As Yucca gloriosa but with yellow and green striped leaves. Very frost hardy but much less bulky. Could reach 4ft tall by 3ft across, less likely to form a 'thicket'. Please contact us for other stock availability and sizes.

Features Hardiness rating
IF IT HAS A GREEN TRAFFIC LIGHT

Hardy anywhere in Britain below approximately 1000ft (300m)

This is only meant as a guide. Please remember we're always on hand to give advice about plants and their frost hardiness.

Please remember that these coloured labels are only a rough guide.

General Point about Plant Hardiness: The commonly held belief that it's better to 'plant small' is perfectly true with herbaceous plants, but not necessarily true with woody plants. They need some 'wood' on them to survive severe cold - so plants of marginal hardiness in very cold areas should really be planted LARGER, rather than smaller, wherever possible.

Coastal, Conservatories, Exotics, Exposed, Flowers, Grown by Us, House Plants, Mediterranean, Pots, Soil - Clay, Soil - Dry/Well drained, Space & Light Green
READ MORE
Yucca gloriosa* - (Adam's Needle)

Yucca gloriosa* - (Adam's Needle)

The true Y. gloriosa with its stout trunk and stiff ascending leaves.
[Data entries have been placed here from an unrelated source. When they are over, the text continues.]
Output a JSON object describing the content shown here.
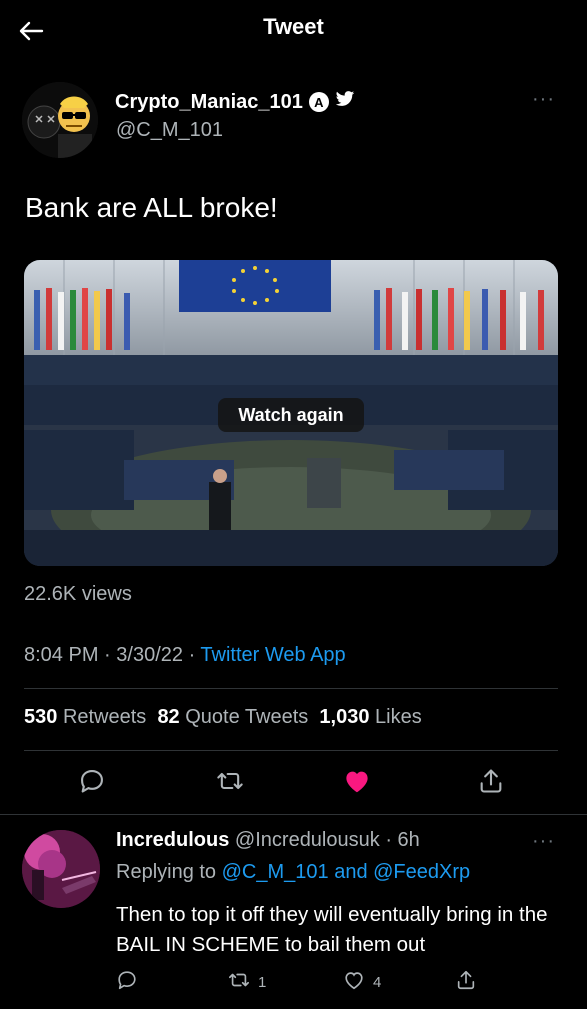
{
  "header": {
    "title": "Tweet"
  },
  "tweet": {
    "author_name": "Crypto_Maniac_101",
    "author_badge": "A",
    "author_handle": "@C_M_101",
    "more": "···",
    "text": "Bank are ALL broke!",
    "media_label": "Watch again",
    "views": "22.6K views",
    "time": "8:04 PM",
    "date": "3/30/22",
    "app": "Twitter Web App",
    "retweets_count": "530",
    "retweets_label": "Retweets",
    "quotes_count": "82",
    "quotes_label": "Quote Tweets",
    "likes_count": "1,030",
    "likes_label": "Likes",
    "liked": true
  },
  "reply": {
    "name": "Incredulous",
    "handle": "@Incredulousuk",
    "time": "6h",
    "more": "···",
    "replying_prefix": "Replying to",
    "replying_targets": "@C_M_101 and @FeedXrp",
    "text": "Then to top it off they will eventually bring in the BAIL IN SCHEME to bail them out",
    "retweet_count": "1",
    "like_count": "4"
  },
  "colors": {
    "accent": "#1d9bf0",
    "like": "#f91880",
    "background": "#000000",
    "secondary_text": "#aeb4b8"
  }
}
Impressive, wonderful texture. Excellent in windy spots. Can reach 5ft tall. Huge white flower spikes. Please contact us for stock availability and sizes.

Features Hardiness rating
IF IT HAS A GREEN TRAFFIC LIGHT

Hardy anywhere in Britain below approximately 1000ft (300m)

This is only meant as a guide. Please remember we're always on hand to give advice about plants and their frost hardiness.

Please remember that these coloured labels are only a rough guide.

General Point about Plant Hardiness: The commonly held belief that it's better to 'plant small' is perfectly true with herbaceous plants, but not necessarily true with woody plants. They need some 'wood' on them to survive severe cold - so plants of marginal hardiness in very cold areas should really be planted LARGER, rather than smaller, wherever possible.

Coastal, Conservatories, Exotics, Exposed, Flowers, Grown by Us, House Plants, Mediterranean, Pots, Seaside, Soil - Clay, Soil - Dry/Well drained, Space & Light Green
READ MORE
Page 13 of 13

We use cookies to help provide you with the best possible online experience.
By using this site, you agree that we may store and access cookies on your device. You can find out more and set your own preferences here.